Formerly there circulated also a number of nicknames or contemptuous terms, given to the Mennonites by the non-Mennonite population, or by opposing Mennonite branches. The following are known: Swermers (Schwärmer, fanatics) or Rotgeesten (mobsters) (BRN VII, 238), Winkelpredikers (corner preachers), Dreckwagen (garbage cart), the name given by Leenaert Bouwens to the moderate Waterlanders; Bankroetiers, Borsten tasters, Glerckschen (Clarichen), Sanidtdooperen (BRN VII, 461, called thus after the tumultuous occurrences at 't Zandt), Maliapen (DB 1872, 32), Nieuwe Jeruzalemmers (after Münster, the new Jerusalem), Tibben, Eyckenplancken (DB 1897, 79), Reinen (clean ones), Stroopsilikkers (syrup-lickers), Koekvreters (cake eaters), Sloddermenisten (BRN VII, 20, grubby Mennonites, meaning uncertain), Vuile Goten (DB 1877, 34, dirty gutters; this expression probably was derived from the old doctrine of Incarnation as taught by Melchior Hoffman and Menno Simons, that Christ had passed through Maria as water through a pipe), Olieblokken (DB 1877, 34, obviously after the meetinghouse Den Vlaamschen Oly-Block at Haarlem).
A. Montanus enumerates the following names of the Dutch Mennonites: Mennisten, Huttieten, Hoog-duitschen, Zwitserschen, Apostolischen, Separatisten, Oude en Jonge Friesen, Vlamingen, Voetwasschers, Borstentasters (or Borstenslagers), Hakenen-Oogen, Zwaardgeesten, Stilzwijgenden, Neutralisten, Huiskoopers, Contra-Huiskoopers, Franekers, Gooischen, Zuiveren, Libertisten, Hoterschen, Augustianen, Waterlanders, de Drekwagen, Leonard-Klokschen, Claes-Woltersensvolk, Harde and Slappe Friezen, Collegianten, Hollanders or Pieter-Jansvolk, Afvallige Vlamingen, Groningers or Jan-Lucasvolk, Jacob Pieters Vermolensvolk, Vincent de Hondtsvolk, Hendrik Dirks Apeldoornsvolk, Robbert Robertszvolk, Bevende Broeders. This list obviously is very uncritical; not all "collegianten" were Mennonites, and "Bevende Broeders" apparently were Quakers and not Mennonites.
Cramer, Samuel and Fredrik Pijper. Bibliotheca Reformatoria Neerlandica. The Hague: M. Nijhoff, 1903-1914: VII, 20, 238, 460, 461, 464 f.
Doopsgezinde Bijdragen (1872): 32; (1877): 34; (1897): 79, 103, note.
Montanus, A. Kerkelijke Historie van Nederland. 1671: 197.
|Author(s)||Nanne van der Zijpp|
Cite This Article
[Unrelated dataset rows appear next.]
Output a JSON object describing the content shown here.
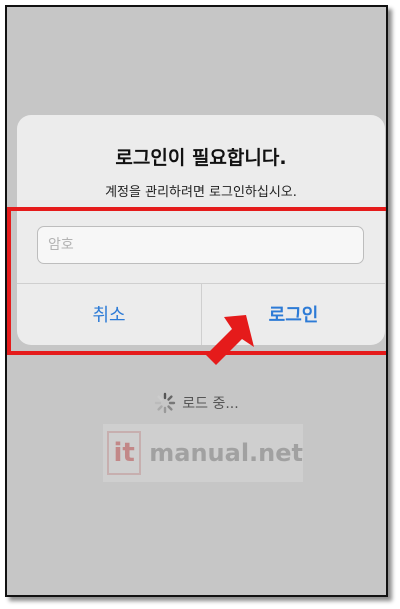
{
  "dialog": {
    "title": "로그인이 필요합니다.",
    "message": "계정을 관리하려면 로그인하십시오.",
    "password_placeholder": "암호",
    "cancel_label": "취소",
    "login_label": "로그인"
  },
  "status": {
    "loading_text": "로드 중..."
  },
  "watermark": {
    "logo_text": "it",
    "site_text": "manual.net"
  },
  "colors": {
    "accent": "#2d7bd6",
    "highlight": "#e51b1b",
    "overlay": "#c6c6c6"
  }
}
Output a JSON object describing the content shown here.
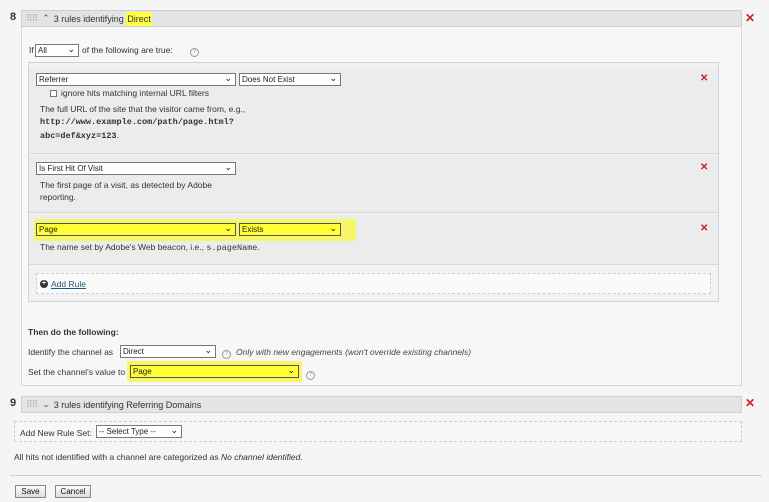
{
  "ruleset8": {
    "number": "8",
    "title_prefix": "3 rules identifying ",
    "title_highlight": "Direct",
    "condition": {
      "if_label": "If",
      "match_value": "All",
      "match_suffix": "of the following are true:"
    },
    "rules": [
      {
        "field": "Referrer",
        "operator": "Does Not Exist",
        "checkbox_label": "ignore hits matching internal URL filters",
        "description": "The full URL of the site that the visitor came from, e.g.,",
        "example_line1": "http://www.example.com/path/page.html?",
        "example_line2": "abc=def&xyz=123",
        "example_end": "."
      },
      {
        "field": "Is First Hit Of Visit",
        "description_line1": "The first page of a visit, as detected by Adobe",
        "description_line2": "reporting."
      },
      {
        "field": "Page",
        "operator": "Exists",
        "description": "The name set by Adobe's Web beacon, i.e.,",
        "code": "s.pageName",
        "description_end": "."
      }
    ],
    "add_rule_label": "Add Rule",
    "then_label": "Then do the following:",
    "identify_label": "Identify the channel as",
    "identify_value": "Direct",
    "identify_note": "Only with new engagements (won't override existing channels)",
    "set_value_label": "Set the channel's value to",
    "set_value_value": "Page"
  },
  "ruleset9": {
    "number": "9",
    "title": "3 rules identifying Referring Domains"
  },
  "add_ruleset": {
    "label": "Add New Rule Set:",
    "select_value": "-- Select Type --"
  },
  "footer_note_prefix": "All hits not identified with a channel are categorized as ",
  "footer_note_italic": "No channel identified",
  "footer_note_end": ".",
  "buttons": {
    "save": "Save",
    "cancel": "Cancel"
  },
  "icons": {
    "grip": "drag-handle-icon",
    "collapse": "chevron-up-icon",
    "expand": "chevron-down-icon",
    "remove": "close-x-icon",
    "help": "help-icon",
    "add": "plus-circle-icon"
  },
  "colors": {
    "highlight": "#ffff33",
    "remove": "#cc2222",
    "header_bg": "#e4e4e4",
    "rule_bg": "#ececec"
  }
}
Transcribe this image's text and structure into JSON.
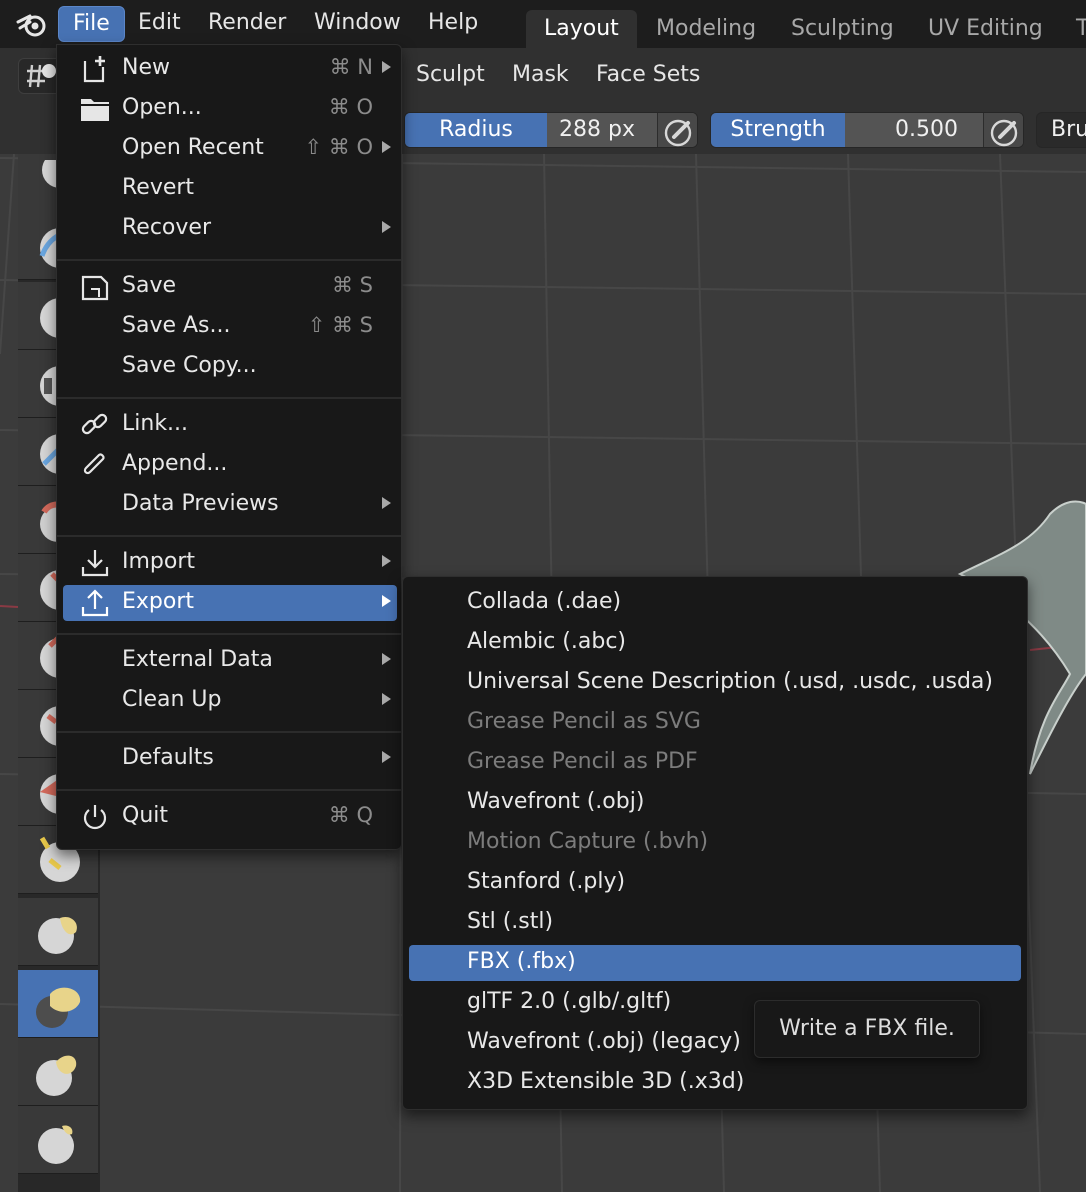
{
  "menubar": {
    "items": [
      {
        "label": "File",
        "active": true
      },
      {
        "label": "Edit"
      },
      {
        "label": "Render"
      },
      {
        "label": "Window"
      },
      {
        "label": "Help"
      }
    ],
    "workspaces": [
      {
        "label": "Layout",
        "active": true
      },
      {
        "label": "Modeling"
      },
      {
        "label": "Sculpting"
      },
      {
        "label": "UV Editing"
      },
      {
        "label": "T"
      }
    ]
  },
  "header": {
    "menus": [
      "Sculpt",
      "Mask",
      "Face Sets"
    ]
  },
  "tool_settings": {
    "radius": {
      "label": "Radius",
      "value": "288 px"
    },
    "strength": {
      "label": "Strength",
      "value": "0.500"
    },
    "brush_label": "Bru"
  },
  "file_menu": {
    "items": [
      {
        "label": "New",
        "shortcut": "⌘ N",
        "icon": "new-file-icon",
        "submenu": true
      },
      {
        "label": "Open...",
        "shortcut": "⌘ O",
        "icon": "folder-icon"
      },
      {
        "label": "Open Recent",
        "shortcut": "⇧ ⌘ O",
        "submenu": true
      },
      {
        "label": "Revert"
      },
      {
        "label": "Recover",
        "submenu": true
      },
      {
        "label": "Save",
        "shortcut": "⌘ S",
        "icon": "save-icon"
      },
      {
        "label": "Save As...",
        "shortcut": "⇧ ⌘ S"
      },
      {
        "label": "Save Copy..."
      },
      {
        "label": "Link...",
        "icon": "link-icon"
      },
      {
        "label": "Append...",
        "icon": "paperclip-icon"
      },
      {
        "label": "Data Previews",
        "submenu": true
      },
      {
        "label": "Import",
        "icon": "import-icon",
        "submenu": true
      },
      {
        "label": "Export",
        "icon": "export-icon",
        "submenu": true,
        "highlighted": true
      },
      {
        "label": "External Data",
        "submenu": true
      },
      {
        "label": "Clean Up",
        "submenu": true
      },
      {
        "label": "Defaults",
        "submenu": true
      },
      {
        "label": "Quit",
        "shortcut": "⌘ Q",
        "icon": "power-icon"
      }
    ]
  },
  "export_menu": {
    "items": [
      {
        "label": "Collada (.dae)"
      },
      {
        "label": "Alembic (.abc)"
      },
      {
        "label": "Universal Scene Description (.usd, .usdc, .usda)"
      },
      {
        "label": "Grease Pencil as SVG",
        "disabled": true
      },
      {
        "label": "Grease Pencil as PDF",
        "disabled": true
      },
      {
        "label": "Wavefront (.obj)"
      },
      {
        "label": "Motion Capture (.bvh)",
        "disabled": true
      },
      {
        "label": "Stanford (.ply)"
      },
      {
        "label": "Stl (.stl)"
      },
      {
        "label": "FBX (.fbx)",
        "highlighted": true
      },
      {
        "label": "glTF 2.0 (.glb/.gltf)"
      },
      {
        "label": "Wavefront (.obj) (legacy)"
      },
      {
        "label": "X3D Extensible 3D (.x3d)"
      }
    ]
  },
  "tooltip": {
    "text": "Write a FBX file."
  },
  "colors": {
    "accent": "#4772b3",
    "menu_bg": "#181818",
    "disabled_text": "#7c7c7c",
    "brush_yellow": "#e8d48a"
  }
}
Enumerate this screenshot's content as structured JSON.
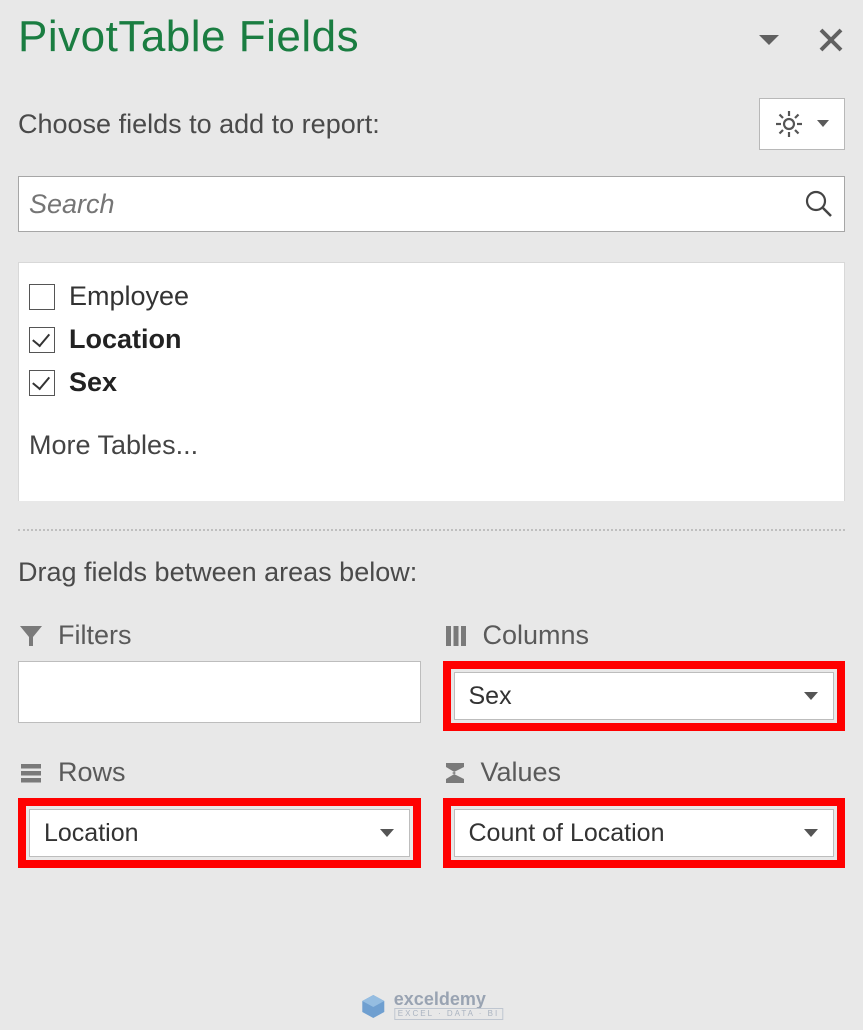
{
  "header": {
    "title": "PivotTable Fields"
  },
  "subtitle": "Choose fields to add to report:",
  "search": {
    "placeholder": "Search"
  },
  "fields": {
    "items": [
      {
        "label": "Employee",
        "checked": false,
        "bold": false
      },
      {
        "label": "Location",
        "checked": true,
        "bold": true
      },
      {
        "label": "Sex",
        "checked": true,
        "bold": true
      }
    ],
    "more": "More Tables..."
  },
  "drag_label": "Drag fields between areas below:",
  "areas": {
    "filters": {
      "header": "Filters",
      "value": ""
    },
    "columns": {
      "header": "Columns",
      "value": "Sex"
    },
    "rows": {
      "header": "Rows",
      "value": "Location"
    },
    "values": {
      "header": "Values",
      "value": "Count of Location"
    }
  },
  "watermark": {
    "main": "exceldemy",
    "sub": "EXCEL · DATA · BI"
  }
}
van der Zijpp, Nanne. "Names Given to the Anabaptists-Mennonites in the Netherlands." Global Anabaptist Mennonite Encyclopedia Online. 1957. Web. 23 Oct 2016. http://gameo.org/index.php?title=Names_Given_to_the_Anabaptists-Mennonites_in_the_Netherlands&oldid=93020.
van der Zijpp, Nanne. (1957). Names Given to the Anabaptists-Mennonites in the Netherlands. Global Anabaptist Mennonite Encyclopedia Online. Retrieved 23 October 2016, from http://gameo.org/index.php?title=Names_Given_to_the_Anabaptists-Mennonites_in_the_Netherlands&oldid=93020.
©1996-2016 by the Global Anabaptist Mennonite Encyclopedia Online. All rights reserved.